Source records —

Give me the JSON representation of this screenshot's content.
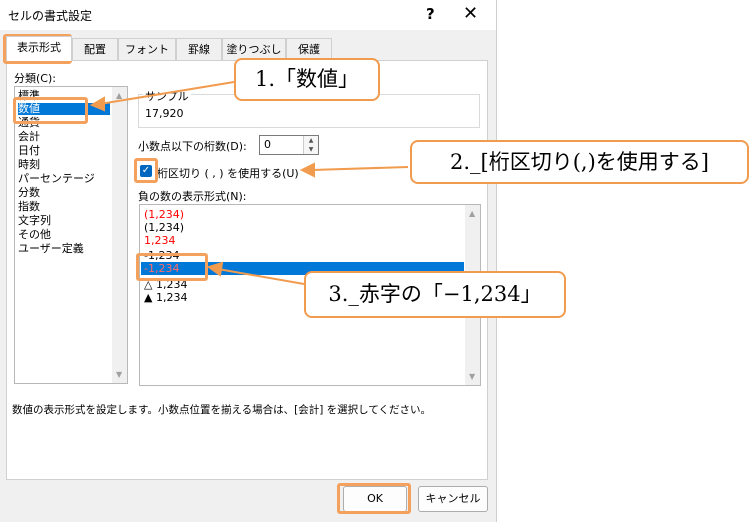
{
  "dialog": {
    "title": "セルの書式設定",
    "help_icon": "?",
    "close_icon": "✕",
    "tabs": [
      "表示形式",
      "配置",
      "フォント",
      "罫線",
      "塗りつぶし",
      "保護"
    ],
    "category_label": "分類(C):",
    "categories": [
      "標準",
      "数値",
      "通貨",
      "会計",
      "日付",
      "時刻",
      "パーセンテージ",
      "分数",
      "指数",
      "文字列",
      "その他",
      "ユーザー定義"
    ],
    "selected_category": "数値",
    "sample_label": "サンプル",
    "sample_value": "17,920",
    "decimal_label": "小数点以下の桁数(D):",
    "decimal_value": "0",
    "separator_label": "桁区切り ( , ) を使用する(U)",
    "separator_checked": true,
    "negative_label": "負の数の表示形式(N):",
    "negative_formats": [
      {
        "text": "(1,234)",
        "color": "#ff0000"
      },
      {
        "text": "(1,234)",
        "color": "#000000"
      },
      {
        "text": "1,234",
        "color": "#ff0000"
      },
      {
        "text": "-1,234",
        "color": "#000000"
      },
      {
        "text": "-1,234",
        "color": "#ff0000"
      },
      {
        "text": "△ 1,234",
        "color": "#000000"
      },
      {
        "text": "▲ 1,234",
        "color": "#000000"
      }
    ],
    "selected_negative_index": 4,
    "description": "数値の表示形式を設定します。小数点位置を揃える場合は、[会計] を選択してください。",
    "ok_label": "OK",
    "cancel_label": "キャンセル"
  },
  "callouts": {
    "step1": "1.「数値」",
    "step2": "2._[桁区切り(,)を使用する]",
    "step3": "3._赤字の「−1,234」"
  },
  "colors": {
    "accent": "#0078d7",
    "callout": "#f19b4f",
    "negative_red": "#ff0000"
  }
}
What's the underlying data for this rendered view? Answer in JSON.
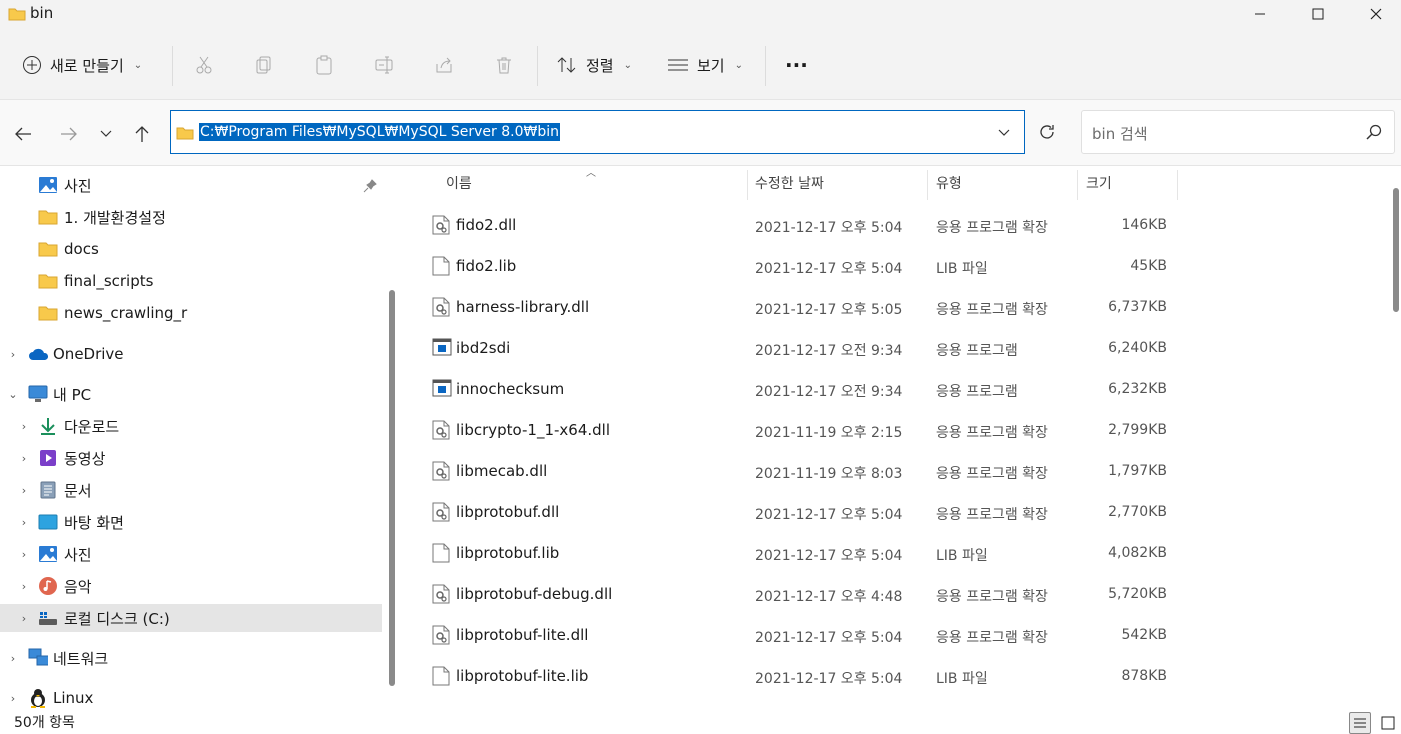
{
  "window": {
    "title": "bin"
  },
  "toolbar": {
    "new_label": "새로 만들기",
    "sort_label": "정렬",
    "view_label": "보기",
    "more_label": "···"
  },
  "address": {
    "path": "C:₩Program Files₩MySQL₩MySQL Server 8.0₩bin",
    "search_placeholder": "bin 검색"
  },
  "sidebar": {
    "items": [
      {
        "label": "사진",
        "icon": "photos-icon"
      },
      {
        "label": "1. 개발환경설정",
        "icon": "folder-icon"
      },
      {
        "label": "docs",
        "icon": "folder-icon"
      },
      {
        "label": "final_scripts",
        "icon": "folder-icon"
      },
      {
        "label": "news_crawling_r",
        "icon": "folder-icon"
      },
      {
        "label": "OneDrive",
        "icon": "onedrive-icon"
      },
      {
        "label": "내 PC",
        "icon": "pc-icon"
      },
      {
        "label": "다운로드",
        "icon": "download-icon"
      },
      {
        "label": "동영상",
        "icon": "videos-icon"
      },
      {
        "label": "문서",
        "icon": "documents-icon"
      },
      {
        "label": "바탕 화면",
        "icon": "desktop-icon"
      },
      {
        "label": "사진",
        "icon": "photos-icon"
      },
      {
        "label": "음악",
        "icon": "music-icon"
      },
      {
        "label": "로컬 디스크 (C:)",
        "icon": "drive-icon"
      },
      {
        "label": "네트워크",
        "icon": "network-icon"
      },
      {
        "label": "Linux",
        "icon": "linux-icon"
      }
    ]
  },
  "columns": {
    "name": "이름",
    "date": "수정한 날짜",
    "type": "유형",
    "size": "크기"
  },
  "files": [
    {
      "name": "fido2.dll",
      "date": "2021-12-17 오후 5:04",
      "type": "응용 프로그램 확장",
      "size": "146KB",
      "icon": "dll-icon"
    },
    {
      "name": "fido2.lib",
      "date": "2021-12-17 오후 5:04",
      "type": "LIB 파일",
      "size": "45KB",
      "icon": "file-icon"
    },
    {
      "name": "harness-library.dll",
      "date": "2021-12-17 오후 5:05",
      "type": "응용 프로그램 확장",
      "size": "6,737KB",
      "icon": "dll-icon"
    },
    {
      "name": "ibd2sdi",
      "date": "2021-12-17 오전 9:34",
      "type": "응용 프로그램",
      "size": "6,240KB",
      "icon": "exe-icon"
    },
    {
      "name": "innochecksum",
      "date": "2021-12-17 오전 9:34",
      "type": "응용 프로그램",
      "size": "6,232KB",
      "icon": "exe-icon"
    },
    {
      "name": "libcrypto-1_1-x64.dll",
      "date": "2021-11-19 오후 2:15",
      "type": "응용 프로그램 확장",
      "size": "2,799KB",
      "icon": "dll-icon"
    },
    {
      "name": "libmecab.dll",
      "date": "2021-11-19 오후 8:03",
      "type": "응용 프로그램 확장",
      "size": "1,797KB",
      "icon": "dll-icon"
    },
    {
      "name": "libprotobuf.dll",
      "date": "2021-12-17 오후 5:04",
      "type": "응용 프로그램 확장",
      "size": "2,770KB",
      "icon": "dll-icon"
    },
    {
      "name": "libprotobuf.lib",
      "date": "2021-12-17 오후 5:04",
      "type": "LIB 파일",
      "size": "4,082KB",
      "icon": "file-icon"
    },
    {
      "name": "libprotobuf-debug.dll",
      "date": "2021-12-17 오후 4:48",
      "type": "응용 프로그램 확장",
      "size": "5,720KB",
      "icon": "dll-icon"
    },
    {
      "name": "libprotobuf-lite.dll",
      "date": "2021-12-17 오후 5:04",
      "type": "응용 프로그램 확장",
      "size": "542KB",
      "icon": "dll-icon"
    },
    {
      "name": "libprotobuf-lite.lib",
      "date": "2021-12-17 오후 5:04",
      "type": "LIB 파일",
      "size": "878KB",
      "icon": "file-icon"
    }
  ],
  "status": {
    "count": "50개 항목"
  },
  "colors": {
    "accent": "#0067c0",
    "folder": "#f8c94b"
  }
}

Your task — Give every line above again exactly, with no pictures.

Final answer —
Give me the JSON representation of this screenshot's content.
{
  "dialog": {
    "title": "セルの書式設定",
    "help_icon": "?",
    "close_icon": "✕",
    "tabs": [
      "表示形式",
      "配置",
      "フォント",
      "罫線",
      "塗りつぶし",
      "保護"
    ],
    "category_label": "分類(C):",
    "categories": [
      "標準",
      "数値",
      "通貨",
      "会計",
      "日付",
      "時刻",
      "パーセンテージ",
      "分数",
      "指数",
      "文字列",
      "その他",
      "ユーザー定義"
    ],
    "selected_category": "数値",
    "sample_label": "サンプル",
    "sample_value": "17,920",
    "decimal_label": "小数点以下の桁数(D):",
    "decimal_value": "0",
    "separator_label": "桁区切り ( , ) を使用する(U)",
    "separator_checked": true,
    "negative_label": "負の数の表示形式(N):",
    "negative_formats": [
      {
        "text": "(1,234)",
        "color": "#ff0000"
      },
      {
        "text": "(1,234)",
        "color": "#000000"
      },
      {
        "text": "1,234",
        "color": "#ff0000"
      },
      {
        "text": "-1,234",
        "color": "#000000"
      },
      {
        "text": "-1,234",
        "color": "#ff0000"
      },
      {
        "text": "△ 1,234",
        "color": "#000000"
      },
      {
        "text": "▲ 1,234",
        "color": "#000000"
      }
    ],
    "selected_negative_index": 4,
    "description": "数値の表示形式を設定します。小数点位置を揃える場合は、[会計] を選択してください。",
    "ok_label": "OK",
    "cancel_label": "キャンセル"
  },
  "callouts": {
    "step1": "1.「数値」",
    "step2": "2._[桁区切り(,)を使用する]",
    "step3": "3._赤字の「−1,234」"
  },
  "colors": {
    "accent": "#0078d7",
    "callout": "#f19b4f",
    "negative_red": "#ff0000"
  }
}
What's the underlying data for this rendered view? Answer in JSON.
{
  "window": {
    "title": "bin"
  },
  "toolbar": {
    "new_label": "새로 만들기",
    "sort_label": "정렬",
    "view_label": "보기",
    "more_label": "···"
  },
  "address": {
    "path": "C:₩Program Files₩MySQL₩MySQL Server 8.0₩bin",
    "search_placeholder": "bin 검색"
  },
  "sidebar": {
    "items": [
      {
        "label": "사진",
        "icon": "photos-icon"
      },
      {
        "label": "1. 개발환경설정",
        "icon": "folder-icon"
      },
      {
        "label": "docs",
        "icon": "folder-icon"
      },
      {
        "label": "final_scripts",
        "icon": "folder-icon"
      },
      {
        "label": "news_crawling_r",
        "icon": "folder-icon"
      },
      {
        "label": "OneDrive",
        "icon": "onedrive-icon"
      },
      {
        "label": "내 PC",
        "icon": "pc-icon"
      },
      {
        "label": "다운로드",
        "icon": "download-icon"
      },
      {
        "label": "동영상",
        "icon": "videos-icon"
      },
      {
        "label": "문서",
        "icon": "documents-icon"
      },
      {
        "label": "바탕 화면",
        "icon": "desktop-icon"
      },
      {
        "label": "사진",
        "icon": "photos-icon"
      },
      {
        "label": "음악",
        "icon": "music-icon"
      },
      {
        "label": "로컬 디스크 (C:)",
        "icon": "drive-icon"
      },
      {
        "label": "네트워크",
        "icon": "network-icon"
      },
      {
        "label": "Linux",
        "icon": "linux-icon"
      }
    ]
  },
  "columns": {
    "name": "이름",
    "date": "수정한 날짜",
    "type": "유형",
    "size": "크기"
  },
  "files": [
    {
      "name": "fido2.dll",
      "date": "2021-12-17 오후 5:04",
      "type": "응용 프로그램 확장",
      "size": "146KB",
      "icon": "dll-icon"
    },
    {
      "name": "fido2.lib",
      "date": "2021-12-17 오후 5:04",
      "type": "LIB 파일",
      "size": "45KB",
      "icon": "file-icon"
    },
    {
      "name": "harness-library.dll",
      "date": "2021-12-17 오후 5:05",
      "type": "응용 프로그램 확장",
      "size": "6,737KB",
      "icon": "dll-icon"
    },
    {
      "name": "ibd2sdi",
      "date": "2021-12-17 오전 9:34",
      "type": "응용 프로그램",
      "size": "6,240KB",
      "icon": "exe-icon"
    },
    {
      "name": "innochecksum",
      "date": "2021-12-17 오전 9:34",
      "type": "응용 프로그램",
      "size": "6,232KB",
      "icon": "exe-icon"
    },
    {
      "name": "libcrypto-1_1-x64.dll",
      "date": "2021-11-19 오후 2:15",
      "type": "응용 프로그램 확장",
      "size": "2,799KB",
      "icon": "dll-icon"
    },
    {
      "name": "libmecab.dll",
      "date": "2021-11-19 오후 8:03",
      "type": "응용 프로그램 확장",
      "size": "1,797KB",
      "icon": "dll-icon"
    },
    {
      "name": "libprotobuf.dll",
      "date": "2021-12-17 오후 5:04",
      "type": "응용 프로그램 확장",
      "size": "2,770KB",
      "icon": "dll-icon"
    },
    {
      "name": "libprotobuf.lib",
      "date": "2021-12-17 오후 5:04",
      "type": "LIB 파일",
      "size": "4,082KB",
      "icon": "file-icon"
    },
    {
      "name": "libprotobuf-debug.dll",
      "date": "2021-12-17 오후 4:48",
      "type": "응용 프로그램 확장",
      "size": "5,720KB",
      "icon": "dll-icon"
    },
    {
      "name": "libprotobuf-lite.dll",
      "date": "2021-12-17 오후 5:04",
      "type": "응용 프로그램 확장",
      "size": "542KB",
      "icon": "dll-icon"
    },
    {
      "name": "libprotobuf-lite.lib",
      "date": "2021-12-17 오후 5:04",
      "type": "LIB 파일",
      "size": "878KB",
      "icon": "file-icon"
    }
  ],
  "status": {
    "count": "50개 항목"
  },
  "colors": {
    "accent": "#0067c0",
    "folder": "#f8c94b"
  }
}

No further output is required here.